Americans for Tax Fairness (ATF) is asking President Obama to make corporations pay their fair share, and they want you to join in and tell the president your own personal story about how increasing corporate taxation would help your life. A simple tool on the ATF website allows you to easily send the president your story.
Leading up to Tax Day, April 15, Americans for Tax Fairness (ATF) is calling attention to 10 corporations that are dodging paying their fair share of taxes. We are releasing a set of Corporate Tax Dodger Baseball Cards because these companies are as skilled as baseball pros. Be sure to collect all 10 and see what makes these companies professional tax dodgers.
Over the past 40 years, some of the nation’s biggest and most profitable companies have not only moved America's jobs and manufacturing overseas, but by taking advantage of a U.S. tax code that encourages companies to shift their income overseas, they have cut the taxes they owe by more than half. The result, writes Jia Lynn Yang in The Washington Post,
is lower revenue here that could pay for infrastructure, education and other services that support domestic growth—and that make life easier for U.S. firms.
We've reported for several months now the "Fix the Debt" group is a Trojan horse. It cynically calls for cuts to Social Security, Medicare and Medicaid benefits (in the name of "deficit reduction") while advocating for lower taxes for corporations and businesses that ship jobs overseas.
Americans for Tax Fairness, a campaign of state and local organizations united in support of a tax system that works for all Americans, released a letter today sent to President Obama and Capitol Hill in support of revenue-positive changes to the corporate tax code and to voice strong opposition to a territorial tax system.
AFL-CIO President Richard Trumka and other national leaders of unions and progressive groups actively involved in discussions over fiscal priorities met with President Obama Tuesday morning at the White House. Trumka and the group urged Obama to not give more tax cuts to those making more than $250,000 and to not cut Social Security, Medicare and Medicaid benefits. The group also pledged to support the president in fighting for a good deal for the country, even if that means negotiating into the new year. Afterward, Trumka told reporters:
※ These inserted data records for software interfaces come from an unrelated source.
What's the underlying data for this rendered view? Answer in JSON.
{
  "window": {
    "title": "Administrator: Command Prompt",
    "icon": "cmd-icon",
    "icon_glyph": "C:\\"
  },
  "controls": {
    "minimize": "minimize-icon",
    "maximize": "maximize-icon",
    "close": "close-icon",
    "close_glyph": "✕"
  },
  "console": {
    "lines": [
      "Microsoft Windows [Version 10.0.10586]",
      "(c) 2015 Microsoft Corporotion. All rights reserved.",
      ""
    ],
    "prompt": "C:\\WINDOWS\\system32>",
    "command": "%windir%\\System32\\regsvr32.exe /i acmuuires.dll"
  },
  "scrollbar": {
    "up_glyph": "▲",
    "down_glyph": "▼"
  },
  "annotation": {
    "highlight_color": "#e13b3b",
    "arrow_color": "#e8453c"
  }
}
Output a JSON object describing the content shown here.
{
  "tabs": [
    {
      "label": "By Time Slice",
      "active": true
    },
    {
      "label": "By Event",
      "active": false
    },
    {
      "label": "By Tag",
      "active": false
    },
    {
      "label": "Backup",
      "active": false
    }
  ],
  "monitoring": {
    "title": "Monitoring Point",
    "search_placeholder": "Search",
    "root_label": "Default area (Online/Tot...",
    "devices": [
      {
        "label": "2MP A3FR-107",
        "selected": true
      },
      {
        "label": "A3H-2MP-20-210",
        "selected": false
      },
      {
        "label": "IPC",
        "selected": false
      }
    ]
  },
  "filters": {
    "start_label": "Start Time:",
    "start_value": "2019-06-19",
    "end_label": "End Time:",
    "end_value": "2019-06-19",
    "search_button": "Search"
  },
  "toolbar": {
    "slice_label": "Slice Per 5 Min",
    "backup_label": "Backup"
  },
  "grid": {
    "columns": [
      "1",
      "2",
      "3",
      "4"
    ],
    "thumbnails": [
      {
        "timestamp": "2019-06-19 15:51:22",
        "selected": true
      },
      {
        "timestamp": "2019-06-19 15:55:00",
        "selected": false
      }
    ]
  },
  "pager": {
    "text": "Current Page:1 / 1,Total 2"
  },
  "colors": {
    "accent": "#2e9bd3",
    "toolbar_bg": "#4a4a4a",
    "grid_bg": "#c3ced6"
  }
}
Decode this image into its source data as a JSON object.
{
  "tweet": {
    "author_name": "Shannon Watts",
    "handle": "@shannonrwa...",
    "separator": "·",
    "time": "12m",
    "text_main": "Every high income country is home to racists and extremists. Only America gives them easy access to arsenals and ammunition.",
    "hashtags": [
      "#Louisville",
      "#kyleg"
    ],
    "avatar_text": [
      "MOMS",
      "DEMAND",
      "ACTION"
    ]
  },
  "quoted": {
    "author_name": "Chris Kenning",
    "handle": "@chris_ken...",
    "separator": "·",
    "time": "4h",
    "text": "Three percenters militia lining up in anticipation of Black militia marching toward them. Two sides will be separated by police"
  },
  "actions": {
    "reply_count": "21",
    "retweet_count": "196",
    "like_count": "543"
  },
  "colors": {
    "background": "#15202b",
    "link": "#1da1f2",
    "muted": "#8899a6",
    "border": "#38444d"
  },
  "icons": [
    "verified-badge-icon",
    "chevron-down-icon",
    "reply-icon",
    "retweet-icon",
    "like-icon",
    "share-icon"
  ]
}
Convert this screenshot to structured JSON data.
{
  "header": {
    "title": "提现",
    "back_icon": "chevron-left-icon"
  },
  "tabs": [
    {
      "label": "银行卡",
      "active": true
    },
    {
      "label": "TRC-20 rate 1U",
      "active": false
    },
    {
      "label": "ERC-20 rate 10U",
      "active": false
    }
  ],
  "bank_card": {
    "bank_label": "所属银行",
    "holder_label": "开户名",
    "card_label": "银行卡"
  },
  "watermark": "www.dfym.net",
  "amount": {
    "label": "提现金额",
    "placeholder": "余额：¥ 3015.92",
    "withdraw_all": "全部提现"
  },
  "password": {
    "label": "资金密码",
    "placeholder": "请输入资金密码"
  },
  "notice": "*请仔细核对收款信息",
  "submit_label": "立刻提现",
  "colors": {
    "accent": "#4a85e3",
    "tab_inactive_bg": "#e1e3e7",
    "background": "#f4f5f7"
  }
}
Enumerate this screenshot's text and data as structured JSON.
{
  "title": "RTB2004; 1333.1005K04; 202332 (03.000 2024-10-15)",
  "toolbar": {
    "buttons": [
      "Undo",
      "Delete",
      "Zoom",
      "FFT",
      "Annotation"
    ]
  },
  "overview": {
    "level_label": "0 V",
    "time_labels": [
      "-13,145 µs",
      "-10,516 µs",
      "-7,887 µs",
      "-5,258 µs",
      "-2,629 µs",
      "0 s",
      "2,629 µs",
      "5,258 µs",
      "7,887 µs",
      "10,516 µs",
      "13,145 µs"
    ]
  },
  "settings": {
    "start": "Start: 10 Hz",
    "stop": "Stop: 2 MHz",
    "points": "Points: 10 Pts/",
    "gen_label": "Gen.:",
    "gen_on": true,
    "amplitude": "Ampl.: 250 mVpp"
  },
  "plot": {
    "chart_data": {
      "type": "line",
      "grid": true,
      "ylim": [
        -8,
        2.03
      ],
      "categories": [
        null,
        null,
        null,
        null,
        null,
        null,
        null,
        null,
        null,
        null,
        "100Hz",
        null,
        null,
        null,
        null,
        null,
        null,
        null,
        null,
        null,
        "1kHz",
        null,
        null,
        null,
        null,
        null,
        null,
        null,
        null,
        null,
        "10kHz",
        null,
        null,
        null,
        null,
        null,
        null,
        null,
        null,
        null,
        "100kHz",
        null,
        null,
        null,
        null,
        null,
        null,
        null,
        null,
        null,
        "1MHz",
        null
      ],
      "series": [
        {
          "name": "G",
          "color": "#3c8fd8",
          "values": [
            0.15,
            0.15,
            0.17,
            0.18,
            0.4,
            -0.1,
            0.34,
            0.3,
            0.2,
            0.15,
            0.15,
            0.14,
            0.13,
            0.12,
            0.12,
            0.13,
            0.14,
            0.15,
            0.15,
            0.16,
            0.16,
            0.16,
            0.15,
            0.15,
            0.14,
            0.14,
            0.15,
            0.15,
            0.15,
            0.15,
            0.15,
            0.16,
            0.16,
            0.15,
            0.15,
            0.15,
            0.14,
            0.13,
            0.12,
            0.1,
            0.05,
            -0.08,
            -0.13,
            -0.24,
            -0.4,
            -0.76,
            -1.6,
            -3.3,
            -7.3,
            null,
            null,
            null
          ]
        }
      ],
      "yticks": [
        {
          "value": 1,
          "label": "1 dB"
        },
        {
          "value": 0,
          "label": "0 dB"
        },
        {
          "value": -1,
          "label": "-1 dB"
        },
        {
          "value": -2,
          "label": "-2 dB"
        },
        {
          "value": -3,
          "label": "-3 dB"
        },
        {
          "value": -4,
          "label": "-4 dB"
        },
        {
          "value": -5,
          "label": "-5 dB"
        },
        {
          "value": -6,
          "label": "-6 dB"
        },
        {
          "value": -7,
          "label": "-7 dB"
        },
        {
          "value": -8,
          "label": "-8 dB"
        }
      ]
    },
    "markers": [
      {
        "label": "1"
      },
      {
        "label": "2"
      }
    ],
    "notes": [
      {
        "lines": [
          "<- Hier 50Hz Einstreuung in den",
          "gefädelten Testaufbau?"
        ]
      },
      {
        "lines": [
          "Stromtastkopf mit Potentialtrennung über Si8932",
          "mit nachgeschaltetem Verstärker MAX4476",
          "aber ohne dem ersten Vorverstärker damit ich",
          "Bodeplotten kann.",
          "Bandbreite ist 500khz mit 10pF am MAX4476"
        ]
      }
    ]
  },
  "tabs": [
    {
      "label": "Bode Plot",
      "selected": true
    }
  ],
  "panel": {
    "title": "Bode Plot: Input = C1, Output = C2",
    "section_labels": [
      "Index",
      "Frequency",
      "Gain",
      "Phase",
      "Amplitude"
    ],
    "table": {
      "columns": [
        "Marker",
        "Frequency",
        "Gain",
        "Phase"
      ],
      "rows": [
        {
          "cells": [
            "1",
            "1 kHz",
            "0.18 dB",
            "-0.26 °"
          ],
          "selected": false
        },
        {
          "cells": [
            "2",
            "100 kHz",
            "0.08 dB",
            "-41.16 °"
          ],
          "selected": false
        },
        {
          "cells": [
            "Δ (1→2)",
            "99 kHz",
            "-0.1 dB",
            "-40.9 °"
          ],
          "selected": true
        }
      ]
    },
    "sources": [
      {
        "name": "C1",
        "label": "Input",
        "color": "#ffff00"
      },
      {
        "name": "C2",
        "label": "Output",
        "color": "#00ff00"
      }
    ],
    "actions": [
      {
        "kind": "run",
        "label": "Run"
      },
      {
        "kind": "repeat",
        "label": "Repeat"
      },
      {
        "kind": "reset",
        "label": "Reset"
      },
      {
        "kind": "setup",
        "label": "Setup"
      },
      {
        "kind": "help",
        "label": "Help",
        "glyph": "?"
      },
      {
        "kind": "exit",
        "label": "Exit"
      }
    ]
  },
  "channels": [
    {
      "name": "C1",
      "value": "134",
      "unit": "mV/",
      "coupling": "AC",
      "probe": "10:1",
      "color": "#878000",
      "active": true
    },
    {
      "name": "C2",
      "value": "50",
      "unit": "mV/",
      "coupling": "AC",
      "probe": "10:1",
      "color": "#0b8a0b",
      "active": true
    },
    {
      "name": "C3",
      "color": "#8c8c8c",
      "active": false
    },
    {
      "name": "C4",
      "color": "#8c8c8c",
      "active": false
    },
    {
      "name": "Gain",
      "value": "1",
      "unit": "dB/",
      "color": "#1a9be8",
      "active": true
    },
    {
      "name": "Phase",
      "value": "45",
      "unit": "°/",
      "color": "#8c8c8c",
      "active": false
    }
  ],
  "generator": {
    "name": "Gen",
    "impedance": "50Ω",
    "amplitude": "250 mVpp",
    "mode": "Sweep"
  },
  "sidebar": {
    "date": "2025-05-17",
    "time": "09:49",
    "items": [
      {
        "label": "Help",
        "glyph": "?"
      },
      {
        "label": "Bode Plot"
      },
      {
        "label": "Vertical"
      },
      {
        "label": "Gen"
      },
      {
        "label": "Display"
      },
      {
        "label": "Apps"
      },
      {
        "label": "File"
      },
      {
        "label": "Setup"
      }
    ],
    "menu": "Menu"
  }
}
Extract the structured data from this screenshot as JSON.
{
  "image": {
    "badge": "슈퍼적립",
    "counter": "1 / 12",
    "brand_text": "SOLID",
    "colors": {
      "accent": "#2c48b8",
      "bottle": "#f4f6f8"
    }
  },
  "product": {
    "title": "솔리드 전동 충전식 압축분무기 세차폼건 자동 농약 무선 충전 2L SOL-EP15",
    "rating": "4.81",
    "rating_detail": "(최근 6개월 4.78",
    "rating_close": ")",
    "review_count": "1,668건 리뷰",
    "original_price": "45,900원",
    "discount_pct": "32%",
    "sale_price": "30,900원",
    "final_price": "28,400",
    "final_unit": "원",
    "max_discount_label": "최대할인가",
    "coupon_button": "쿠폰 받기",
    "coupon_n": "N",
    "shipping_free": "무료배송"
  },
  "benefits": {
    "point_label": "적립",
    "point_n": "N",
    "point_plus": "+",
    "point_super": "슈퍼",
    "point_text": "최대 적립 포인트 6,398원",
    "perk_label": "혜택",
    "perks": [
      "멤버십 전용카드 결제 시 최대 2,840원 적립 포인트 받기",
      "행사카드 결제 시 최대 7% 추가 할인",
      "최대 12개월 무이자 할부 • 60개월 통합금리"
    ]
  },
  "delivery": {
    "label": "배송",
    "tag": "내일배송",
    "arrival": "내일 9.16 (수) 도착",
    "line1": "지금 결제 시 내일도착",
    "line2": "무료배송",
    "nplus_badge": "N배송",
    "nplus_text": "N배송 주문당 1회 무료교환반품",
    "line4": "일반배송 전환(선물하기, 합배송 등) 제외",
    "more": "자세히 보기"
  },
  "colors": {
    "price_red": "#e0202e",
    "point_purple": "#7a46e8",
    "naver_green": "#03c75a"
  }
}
The huge export of American jobs (some 6 million manufacturing jobs in the past decade) by U.S. corporations has become a focal point of the presidential campaign. Today, a new report from the Center for American Progress (CAP) outlines how Republican Mitt Romney’s proposals would:
encourage and further accelerate the outsourcing of American jobs to foreign countries.
Countering comments by Romney economic adviser Vin Weber that corporate taxes need to be lowered and deregulation pushed forward, Trumka noted that George W. Bush followed that same prescription with the result that after his eight years as president,
there were fewer jobs in America when he left office then when he came into office. If those were such a great prescription, why did they almost destroy the economy?
Do you believe wealthy Americans and corporations should pay their fair share in taxes and women should receive equal pay? Then April 17 is “Twofer Tuesday.” As part of the 99% Spring movement, some 100,000 activists will use Tax Day as a platform to demand that the 1% and corporations pay their fair share. April 17 is also Equal Pay Day, the date symbolizing how far into 2012 women must work to earn what men earned in 2011.
A new study finds that nearly $700 million a year in state income taxes withheld from workers’ paychecks in 16 states is being used to provide lavish subsidies to corporations, rather than paying for vital public services. Workers likely believe their state taxes are going to fund schools, repair roads or pay for police and fire protection. But not so, says “Paying Taxes to the Boss: How a Growing Number of States Subsidize Companies with the Withholding Taxes of Workers,” a study released today by Good Jobs First.